With their forms illuminated chiefly from varied points above, the dancers are in compositional contrast to the dark ground, a perfect study in chiaroscuro modelling. They fade in and out of the boundaries created by the light (or darkness, your standing dependant). What you see, of course, depends upon where you look, and with so much happening, parts will be missed, just as edges dissolve into darkness. The pas de deux by Yap and Todd Sutherland embodies all the drama of Caravaggio’s tenebrism, where dark shadows obscure what light reveals. Together, Yap and Sutherland magnify the gritty natural. As Sutherland appears to raise Yap high in the air, his hands either side of her face, it is only when you look closely that you realise that in order to achieve this fantastical feat not on canvas, but on stage, with all the weight of the body responding to gravity, that Yap is holding herself in this position. With a firm grip on his forearms, she is pushing herself upward, while her legs move from a straight line, to full forward extension, and finally an embrace that seems to read downward. To go down, go up, springs to mind, as I marvel at their prowess, thankful for the shadows.

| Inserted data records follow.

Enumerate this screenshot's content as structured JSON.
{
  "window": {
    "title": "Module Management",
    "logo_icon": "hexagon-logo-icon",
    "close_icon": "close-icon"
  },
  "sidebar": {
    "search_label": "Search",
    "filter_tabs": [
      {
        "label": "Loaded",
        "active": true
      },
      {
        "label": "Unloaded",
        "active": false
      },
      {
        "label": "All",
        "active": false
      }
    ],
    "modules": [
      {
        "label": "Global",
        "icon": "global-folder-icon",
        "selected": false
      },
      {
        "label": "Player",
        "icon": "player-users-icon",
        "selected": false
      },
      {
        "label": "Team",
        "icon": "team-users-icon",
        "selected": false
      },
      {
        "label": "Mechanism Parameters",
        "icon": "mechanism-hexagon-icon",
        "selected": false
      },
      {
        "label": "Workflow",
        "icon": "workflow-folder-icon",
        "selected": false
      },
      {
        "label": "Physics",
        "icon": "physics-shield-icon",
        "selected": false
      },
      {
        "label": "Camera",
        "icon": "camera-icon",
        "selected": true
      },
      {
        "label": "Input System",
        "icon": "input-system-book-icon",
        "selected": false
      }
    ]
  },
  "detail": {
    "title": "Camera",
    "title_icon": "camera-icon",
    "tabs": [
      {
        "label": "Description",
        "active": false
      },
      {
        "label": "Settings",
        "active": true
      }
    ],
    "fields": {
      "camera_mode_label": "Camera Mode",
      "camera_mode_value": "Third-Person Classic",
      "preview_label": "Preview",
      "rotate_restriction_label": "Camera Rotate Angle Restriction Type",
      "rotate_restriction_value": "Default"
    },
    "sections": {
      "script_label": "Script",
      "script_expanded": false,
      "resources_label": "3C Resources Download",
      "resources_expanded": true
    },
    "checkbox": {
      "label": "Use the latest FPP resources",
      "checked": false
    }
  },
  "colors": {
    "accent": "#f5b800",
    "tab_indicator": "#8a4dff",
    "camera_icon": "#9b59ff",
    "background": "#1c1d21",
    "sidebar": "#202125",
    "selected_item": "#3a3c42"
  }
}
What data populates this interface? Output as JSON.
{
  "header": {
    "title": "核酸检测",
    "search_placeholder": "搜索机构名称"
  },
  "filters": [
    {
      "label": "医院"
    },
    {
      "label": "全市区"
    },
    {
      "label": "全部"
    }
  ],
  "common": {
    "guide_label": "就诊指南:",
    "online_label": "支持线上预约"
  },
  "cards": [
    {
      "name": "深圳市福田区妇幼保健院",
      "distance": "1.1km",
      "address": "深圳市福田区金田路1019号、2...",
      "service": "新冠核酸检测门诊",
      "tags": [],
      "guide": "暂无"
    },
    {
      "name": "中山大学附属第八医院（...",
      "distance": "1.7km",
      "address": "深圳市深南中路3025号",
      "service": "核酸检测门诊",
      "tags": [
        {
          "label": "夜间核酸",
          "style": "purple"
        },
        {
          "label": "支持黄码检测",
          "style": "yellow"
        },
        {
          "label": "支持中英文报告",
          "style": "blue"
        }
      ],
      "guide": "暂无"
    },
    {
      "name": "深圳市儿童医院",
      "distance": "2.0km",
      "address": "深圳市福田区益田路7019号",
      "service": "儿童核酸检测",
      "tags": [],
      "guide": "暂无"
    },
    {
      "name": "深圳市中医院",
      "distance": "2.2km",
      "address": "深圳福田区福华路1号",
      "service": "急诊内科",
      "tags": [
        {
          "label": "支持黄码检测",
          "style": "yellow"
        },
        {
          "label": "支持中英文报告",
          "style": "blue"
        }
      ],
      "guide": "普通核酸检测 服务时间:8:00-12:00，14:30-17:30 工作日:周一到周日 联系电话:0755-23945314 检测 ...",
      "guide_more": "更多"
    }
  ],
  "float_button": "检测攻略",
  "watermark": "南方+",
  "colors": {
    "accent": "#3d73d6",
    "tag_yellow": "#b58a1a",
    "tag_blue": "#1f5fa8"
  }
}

And when later repeated, my eyes, my head, are once more fooled.
Relentless and inky, the darkness gnaws away at the clarity, and my eyes strain to adjust before making new lines and filling in the gaps. Deprived of one of the senses we most rely upon, particularly where dance is concerned, that of sight, new pathways are forged. Sound reverberates through my chest as I navigate my way through the visceral twists and turns. Exploring the unknown, bodies fall into shapes. Juliette Barton becomes a Lois Greenfield photograph, momentarily suspended in the air.
Like all art, once it leaves the studio, it is open to interpretation. Visual guides can be put in place, a course mapped out, but how you feel about what you see is entirely up to you. This is the beauty of art and subjectivity. You do not need to be told how you should respond to a piece for there are no wrong or right answers here. A cactus can be just a cactus. A cactus can be a metaphor. A metaphor spotlit by a single flame. A single flame flickering in a primal, high speed, subterranean world .… “careful now,” whispers Flora Poste.
[i] Stella Gibbons referenced Robert Macfarlane, 'Landscapes of the Mind: Something Wicked in the Woodshed,' The Economist, September/October 2015.
[ii] Alexander Ekman quoted by Valerie Lawson, 'Interview: Alexander Ekman, Director/Choreographer, on Cacti and other things,' DanceTabs, 17th February, 2016.
[iii] Nick Wales, Composer’s Note, Lux Tenebris, CounterMove programme, Sydney Dance Company, 2016, p. 16.
Image credit: Sydney Dance Company performing in Ekman's Cacti and Bonachela's Lux Tenebris by Peter Greig